--- Aim of the task ---
Below are records to return verbatim; the pictures are to be dropped.

Records drawn from a dataset
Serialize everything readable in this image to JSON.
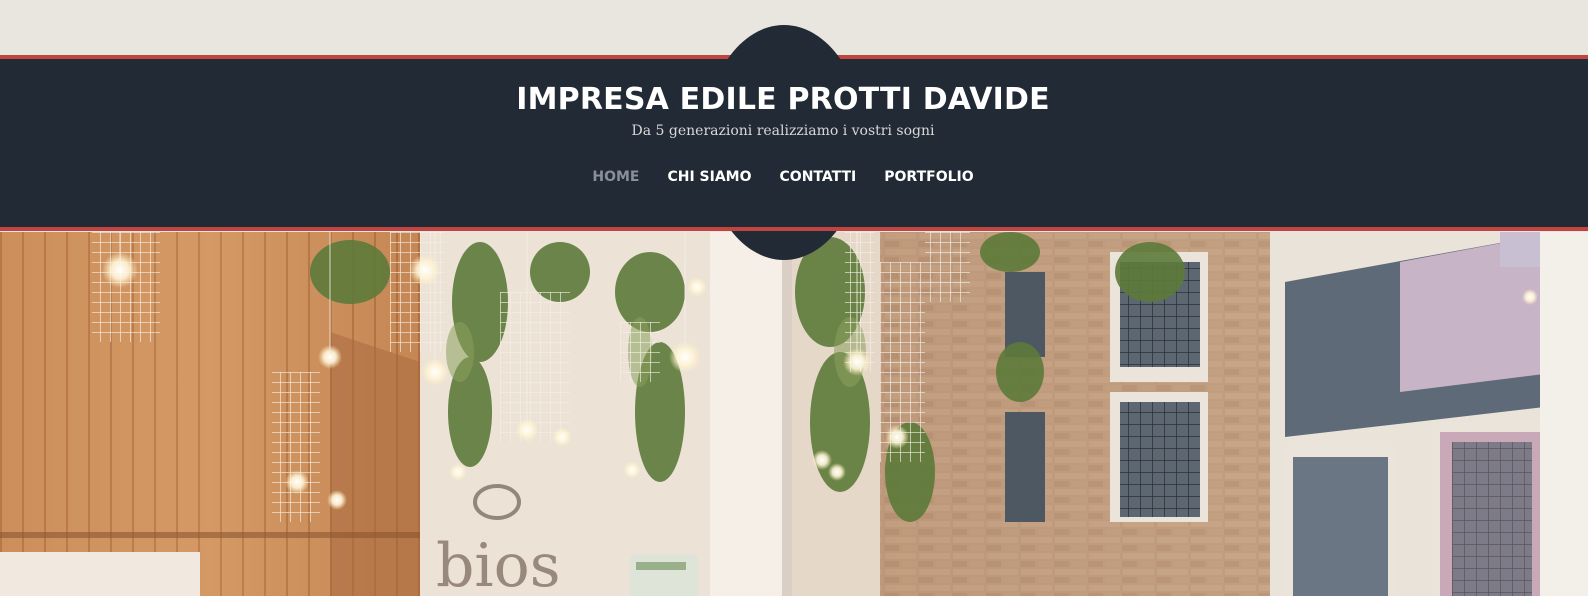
{
  "header": {
    "site_title": "IMPRESA EDILE PROTTI DAVIDE",
    "tagline": "Da 5 generazioni realizziamo i vostri sogni"
  },
  "nav": {
    "items": [
      {
        "label": "HOME",
        "active": true
      },
      {
        "label": "CHI SIAMO",
        "active": false
      },
      {
        "label": "CONTATTI",
        "active": false
      },
      {
        "label": "PORTFOLIO",
        "active": false
      }
    ]
  },
  "hero": {
    "sign_text": "bios"
  },
  "colors": {
    "band": "#222a35",
    "accent_line": "#c0443f",
    "page_background": "#e9e5df",
    "nav_active": "#8a9099"
  }
}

--- Task output ---
Serialize everything readable in this image to JSON.
{
  "header": {
    "site_title": "IMPRESA EDILE PROTTI DAVIDE",
    "tagline": "Da 5 generazioni realizziamo i vostri sogni"
  },
  "nav": {
    "items": [
      {
        "label": "HOME",
        "active": true
      },
      {
        "label": "CHI SIAMO",
        "active": false
      },
      {
        "label": "CONTATTI",
        "active": false
      },
      {
        "label": "PORTFOLIO",
        "active": false
      }
    ]
  },
  "hero": {
    "sign_text": "bios"
  },
  "colors": {
    "band": "#222a35",
    "accent_line": "#c0443f",
    "page_background": "#e9e5df",
    "nav_active": "#8a9099"
  }
}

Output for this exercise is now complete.